● EXERCISE DIRECTIONS: Only lines with the word "Cabbage" belong in the answer; copy them from the records below.
[THE INPUT]
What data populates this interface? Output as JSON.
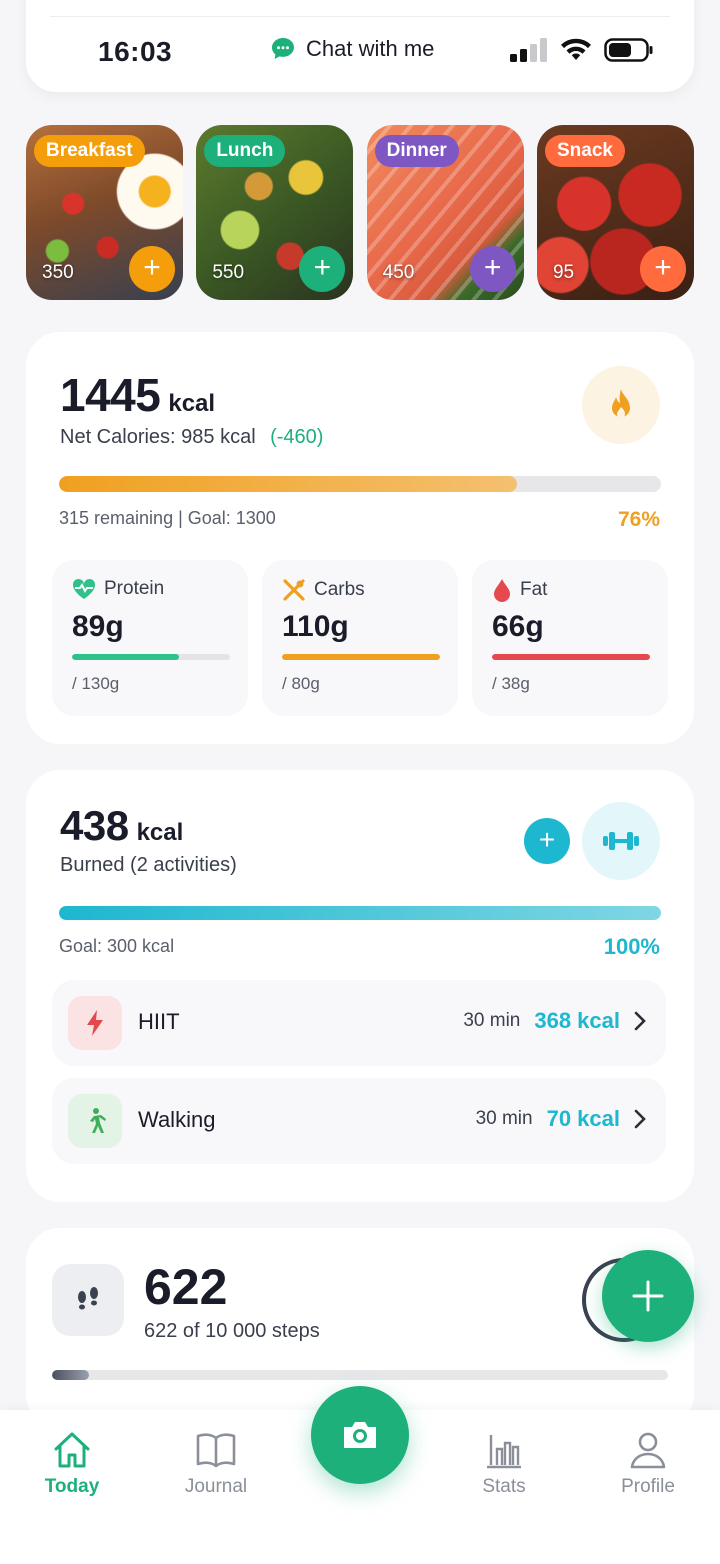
{
  "status_bar": {
    "time": "16:03",
    "chat_label": "Chat with me"
  },
  "meals": [
    {
      "label": "Breakfast",
      "kcal": "350",
      "tag_color": "#f59e0b"
    },
    {
      "label": "Lunch",
      "kcal": "550",
      "tag_color": "#1db07a"
    },
    {
      "label": "Dinner",
      "kcal": "450",
      "tag_color": "#7e57c2"
    },
    {
      "label": "Snack",
      "kcal": "95",
      "tag_color": "#ff6b3d"
    }
  ],
  "calories": {
    "total": "1445",
    "unit": "kcal",
    "net_label": "Net Calories: 985 kcal",
    "net_diff": "(-460)",
    "remaining_text": "315 remaining | Goal: 1300",
    "percent_text": "76%",
    "progress": 0.76
  },
  "macros": [
    {
      "name": "Protein",
      "value": "89g",
      "goal": "/ 130g",
      "progress": 0.68,
      "color": "#2ec28a",
      "icon": "heart-pulse-icon"
    },
    {
      "name": "Carbs",
      "value": "110g",
      "goal": "/ 80g",
      "progress": 1.0,
      "color": "#f0a020",
      "icon": "utensils-icon"
    },
    {
      "name": "Fat",
      "value": "66g",
      "goal": "/ 38g",
      "progress": 1.0,
      "color": "#e5484d",
      "icon": "drop-icon"
    }
  ],
  "burned": {
    "total": "438",
    "unit": "kcal",
    "label": "Burned (2 activities)",
    "goal_text": "Goal: 300 kcal",
    "percent_text": "100%",
    "progress": 1.0
  },
  "activities": [
    {
      "name": "HIIT",
      "duration": "30 min",
      "kcal": "368 kcal",
      "icon": "lightning-icon"
    },
    {
      "name": "Walking",
      "duration": "30 min",
      "kcal": "70 kcal",
      "icon": "walking-icon"
    }
  ],
  "steps": {
    "count": "622",
    "detail": "622 of 10 000 steps",
    "progress": 0.06
  },
  "nav": {
    "today": "Today",
    "journal": "Journal",
    "stats": "Stats",
    "profile": "Profile"
  },
  "colors": {
    "accent_green": "#1db07a",
    "accent_orange": "#f0a020",
    "accent_cyan": "#1db7cf"
  }
}
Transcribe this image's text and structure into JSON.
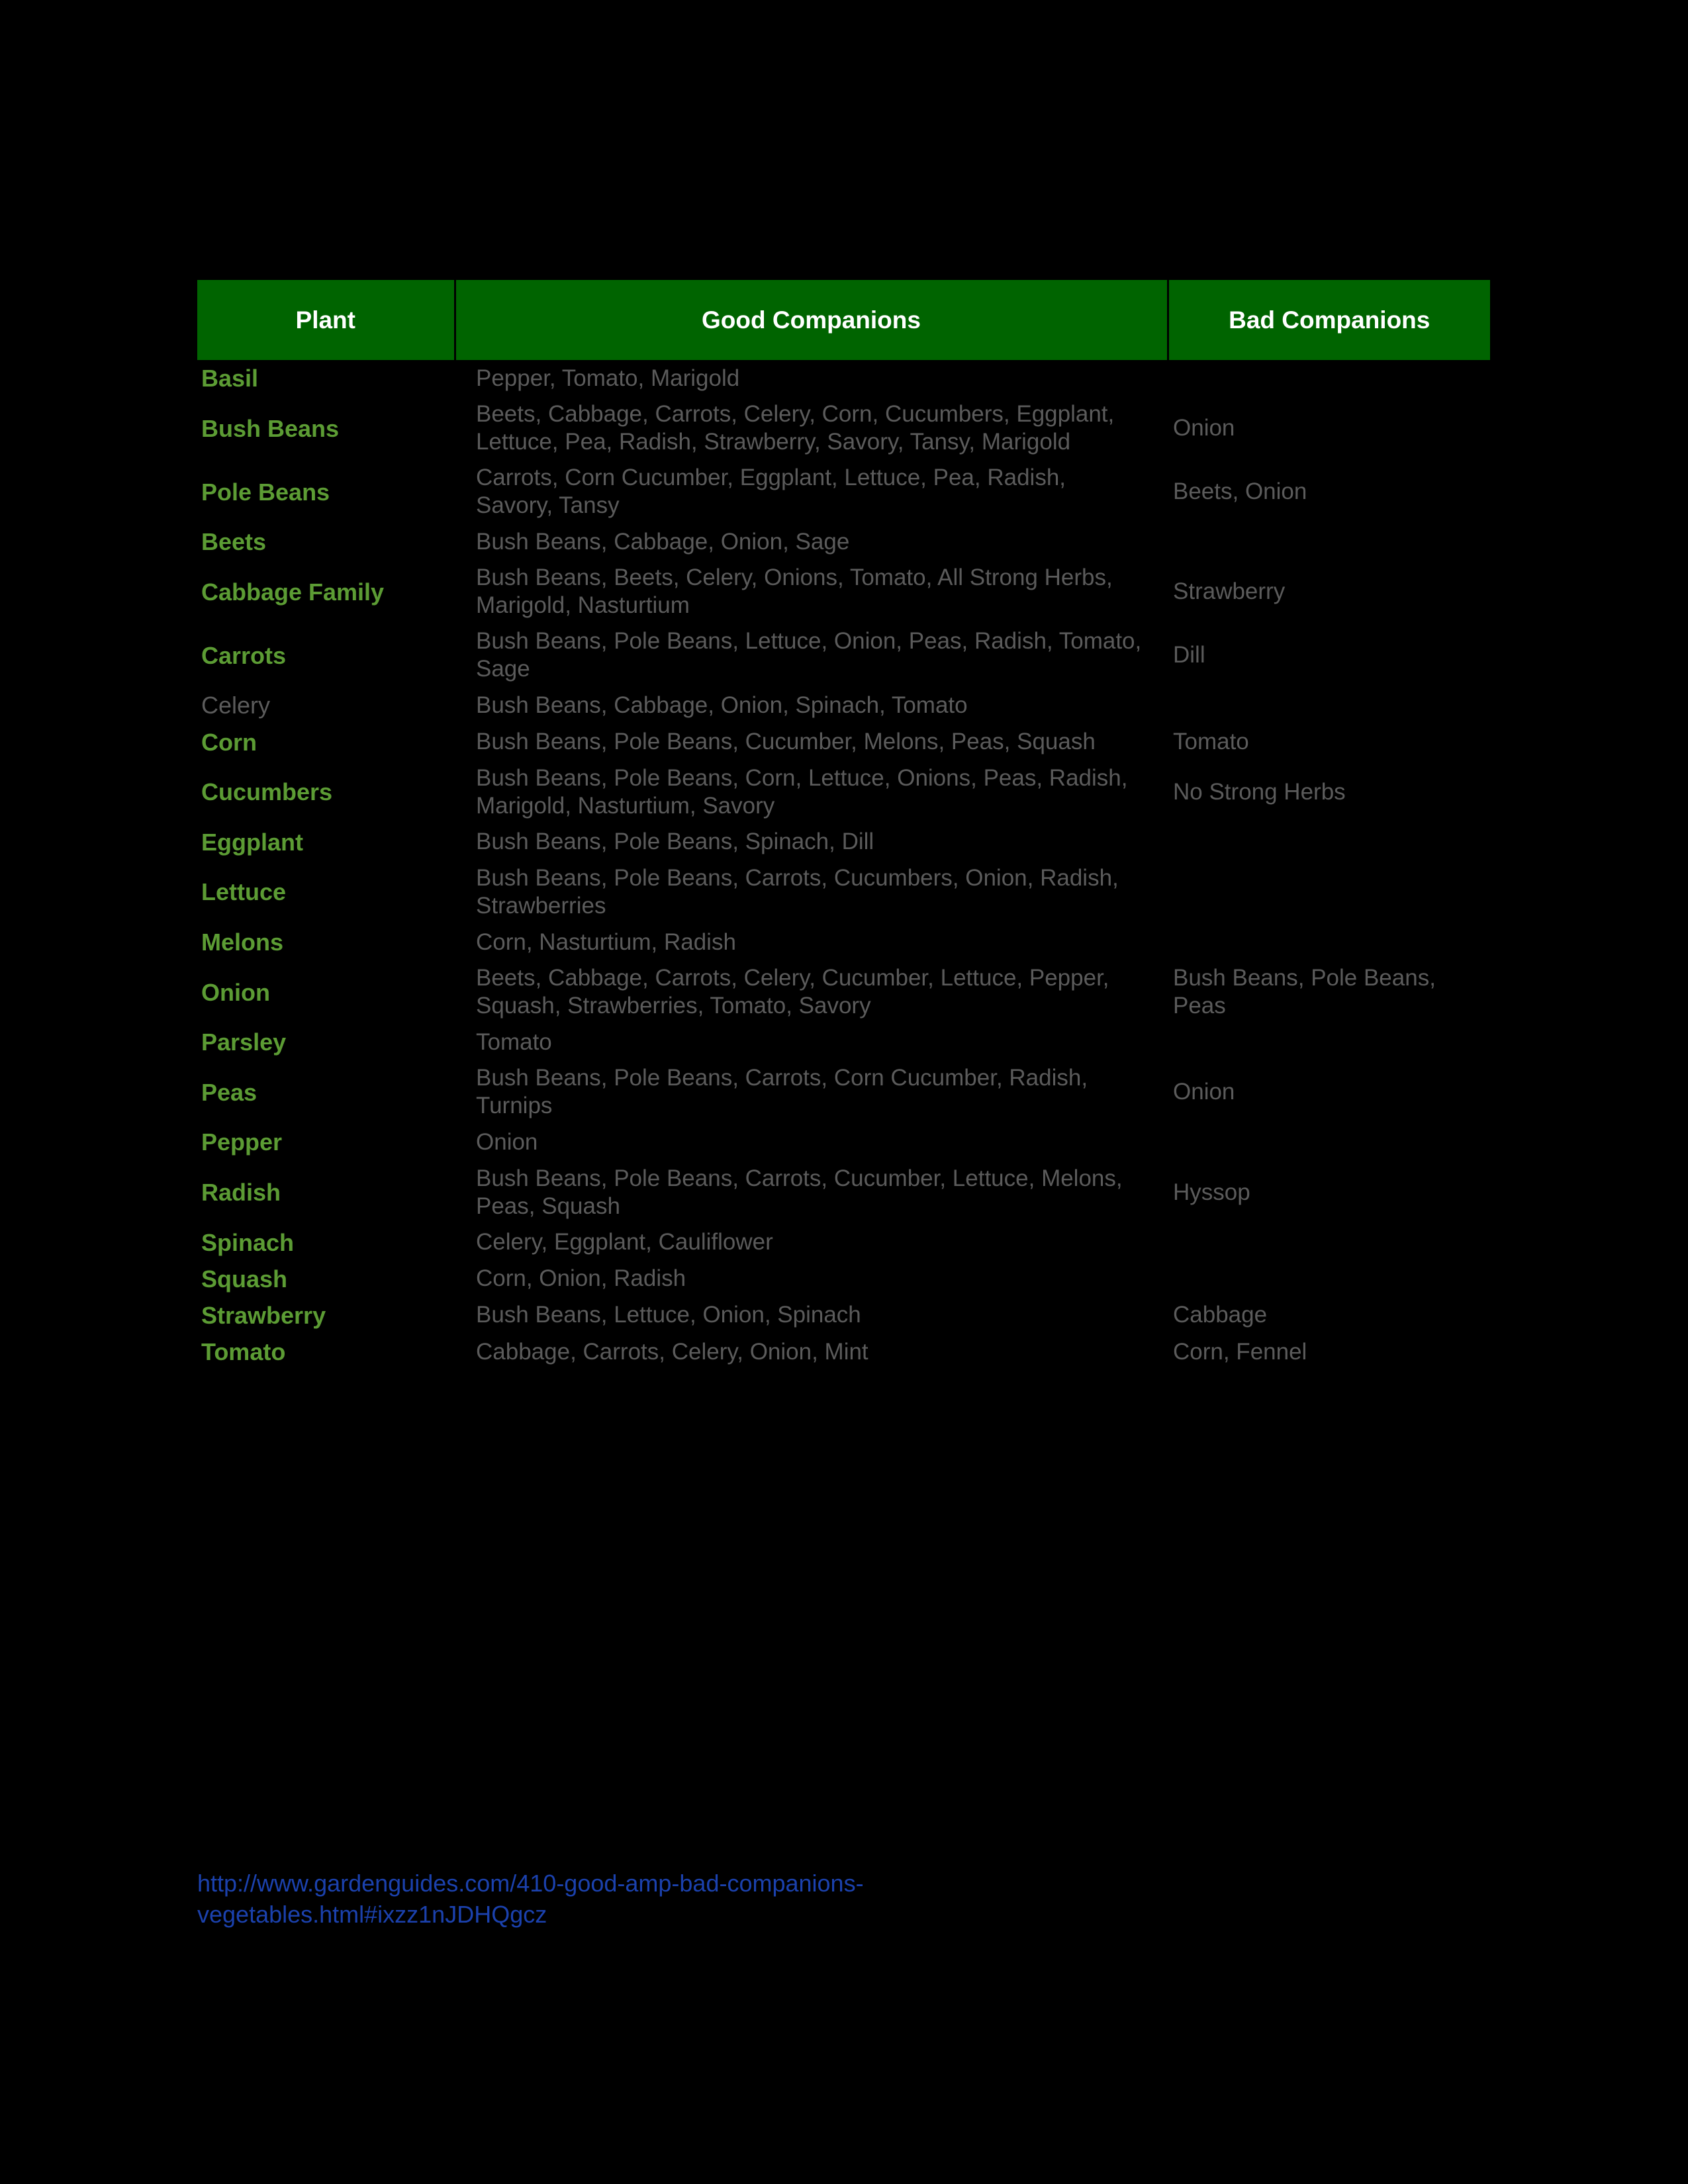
{
  "table": {
    "columns": [
      "Plant",
      "Good Companions",
      "Bad Companions"
    ],
    "rows": [
      {
        "plant": "Basil",
        "plant_muted": false,
        "good": "Pepper, Tomato, Marigold",
        "bad": ""
      },
      {
        "plant": "Bush Beans",
        "plant_muted": false,
        "good": "Beets, Cabbage, Carrots, Celery, Corn, Cucumbers, Eggplant, Lettuce, Pea, Radish, Strawberry, Savory, Tansy, Marigold",
        "bad": "Onion"
      },
      {
        "plant": "Pole Beans",
        "plant_muted": false,
        "good": "Carrots, Corn Cucumber, Eggplant, Lettuce, Pea, Radish, Savory, Tansy",
        "bad": "Beets, Onion"
      },
      {
        "plant": "Beets",
        "plant_muted": false,
        "good": "Bush Beans, Cabbage, Onion, Sage",
        "bad": ""
      },
      {
        "plant": "Cabbage Family",
        "plant_muted": false,
        "good": "Bush Beans, Beets, Celery, Onions, Tomato, All Strong Herbs, Marigold, Nasturtium",
        "bad": "Strawberry"
      },
      {
        "plant": "Carrots",
        "plant_muted": false,
        "good": "Bush Beans, Pole Beans, Lettuce, Onion, Peas, Radish, Tomato, Sage",
        "bad": "Dill"
      },
      {
        "plant": "Celery",
        "plant_muted": true,
        "good": "Bush Beans, Cabbage, Onion, Spinach, Tomato",
        "bad": ""
      },
      {
        "plant": "Corn",
        "plant_muted": false,
        "good": "Bush Beans, Pole Beans, Cucumber, Melons, Peas, Squash",
        "bad": "Tomato"
      },
      {
        "plant": "Cucumbers",
        "plant_muted": false,
        "good": "Bush Beans, Pole Beans, Corn, Lettuce, Onions, Peas, Radish, Marigold, Nasturtium, Savory",
        "bad": "No Strong Herbs"
      },
      {
        "plant": "Eggplant",
        "plant_muted": false,
        "good": "Bush Beans, Pole Beans, Spinach, Dill",
        "bad": ""
      },
      {
        "plant": "Lettuce",
        "plant_muted": false,
        "good": "Bush Beans, Pole Beans, Carrots, Cucumbers, Onion, Radish, Strawberries",
        "bad": ""
      },
      {
        "plant": "Melons",
        "plant_muted": false,
        "good": "Corn, Nasturtium, Radish",
        "bad": ""
      },
      {
        "plant": "Onion",
        "plant_muted": false,
        "good": "Beets, Cabbage, Carrots, Celery, Cucumber, Lettuce, Pepper, Squash, Strawberries, Tomato, Savory",
        "bad": "Bush Beans, Pole Beans, Peas"
      },
      {
        "plant": "Parsley",
        "plant_muted": false,
        "good": "Tomato",
        "bad": ""
      },
      {
        "plant": "Peas",
        "plant_muted": false,
        "good": "Bush Beans, Pole Beans, Carrots, Corn Cucumber, Radish, Turnips",
        "bad": "Onion"
      },
      {
        "plant": "Pepper",
        "plant_muted": false,
        "good": "Onion",
        "bad": ""
      },
      {
        "plant": "Radish",
        "plant_muted": false,
        "good": "Bush Beans, Pole Beans, Carrots, Cucumber, Lettuce, Melons, Peas, Squash",
        "bad": "Hyssop"
      },
      {
        "plant": "Spinach",
        "plant_muted": false,
        "good": "Celery, Eggplant, Cauliflower",
        "bad": ""
      },
      {
        "plant": "Squash",
        "plant_muted": false,
        "good": "Corn, Onion, Radish",
        "bad": ""
      },
      {
        "plant": "Strawberry",
        "plant_muted": false,
        "good": "Bush Beans, Lettuce, Onion, Spinach",
        "bad": "Cabbage"
      },
      {
        "plant": "Tomato",
        "plant_muted": false,
        "good": "Cabbage, Carrots, Celery, Onion, Mint",
        "bad": "Corn, Fennel"
      }
    ]
  },
  "source": {
    "url_text": "http://www.gardenguides.com/410-good-amp-bad-companions-vegetables.html#ixzz1nJDHQgcz"
  },
  "colors": {
    "background": "#000000",
    "header_green": "#006400",
    "plant_green": "#5c9c34",
    "body_gray": "#5b5b5b",
    "link_blue": "#1b41ad",
    "header_text": "#ffffff"
  }
}
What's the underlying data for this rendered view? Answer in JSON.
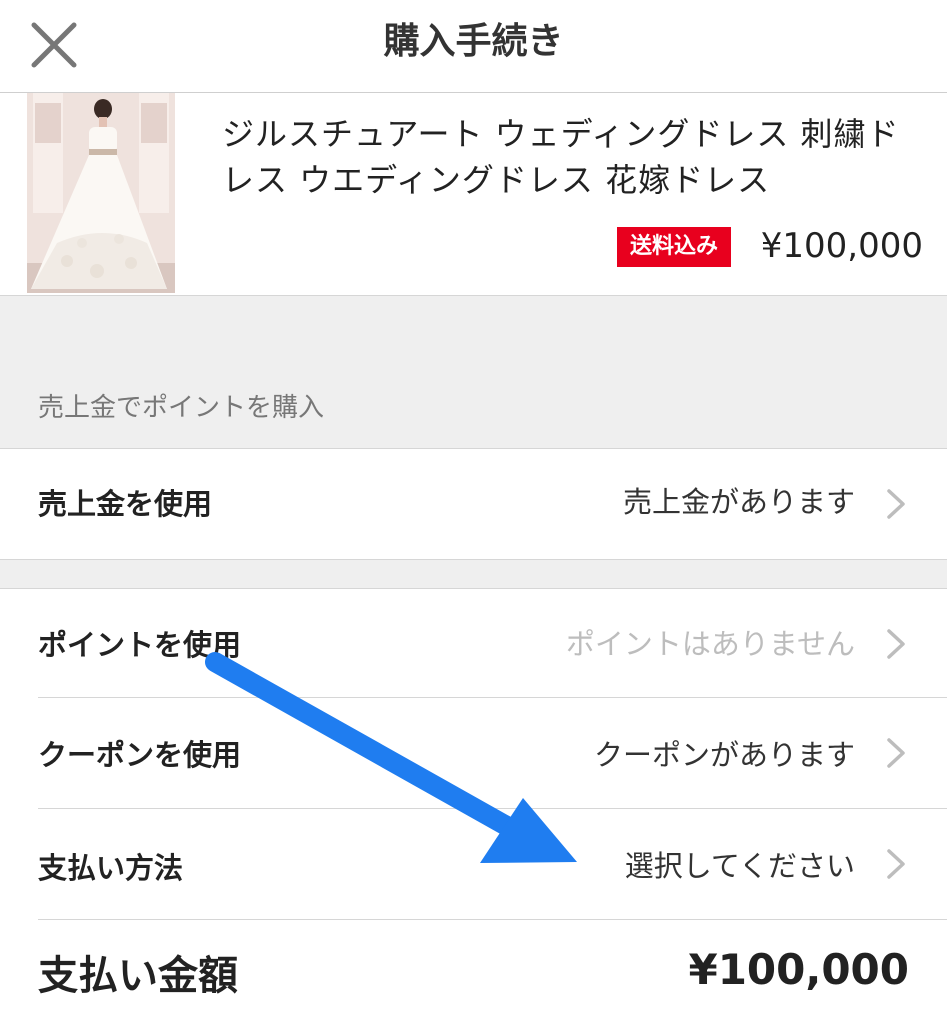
{
  "header": {
    "title": "購入手続き",
    "close_icon": "close-x-icon"
  },
  "product": {
    "name": "ジルスチュアート ウェディングドレス 刺繍ドレス ウエディングドレス 花嫁ドレス",
    "badge": "送料込み",
    "price": "¥100,000",
    "badge_color": "#e8001e"
  },
  "sales_section": {
    "label": "売上金でポイントを購入"
  },
  "rows": {
    "sales": {
      "label": "売上金を使用",
      "value": "売上金があります"
    },
    "points": {
      "label": "ポイントを使用",
      "value": "ポイントはありません"
    },
    "coupon": {
      "label": "クーポンを使用",
      "value": "クーポンがあります"
    },
    "payment": {
      "label": "支払い方法",
      "value": "選択してください"
    }
  },
  "total": {
    "label": "支払い金額",
    "value": "¥100,000"
  },
  "annotation": {
    "arrow_color": "#1f7df0",
    "icon": "blue-arrow-icon"
  }
}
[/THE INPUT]
● WRITTEN SOLUTION:
        "good": "Beets, Cabbage, Carrots, Celery, Corn, Cucumbers, Eggplant, Lettuce, Pea, Radish, Strawberry, Savory, Tansy, Marigold",
        "good": "Bush Beans, Cabbage, Onion, Sage",
        "plant": "Cabbage Family",
        "good": "Bush Beans, Cabbage, Onion, Spinach, Tomato",
        "good": "Beets, Cabbage, Carrots, Celery, Cucumber, Lettuce, Pepper, Squash, Strawberries, Tomato, Savory",
        "bad": "Cabbage"
        "good": "Cabbage, Carrots, Celery, Onion, Mint",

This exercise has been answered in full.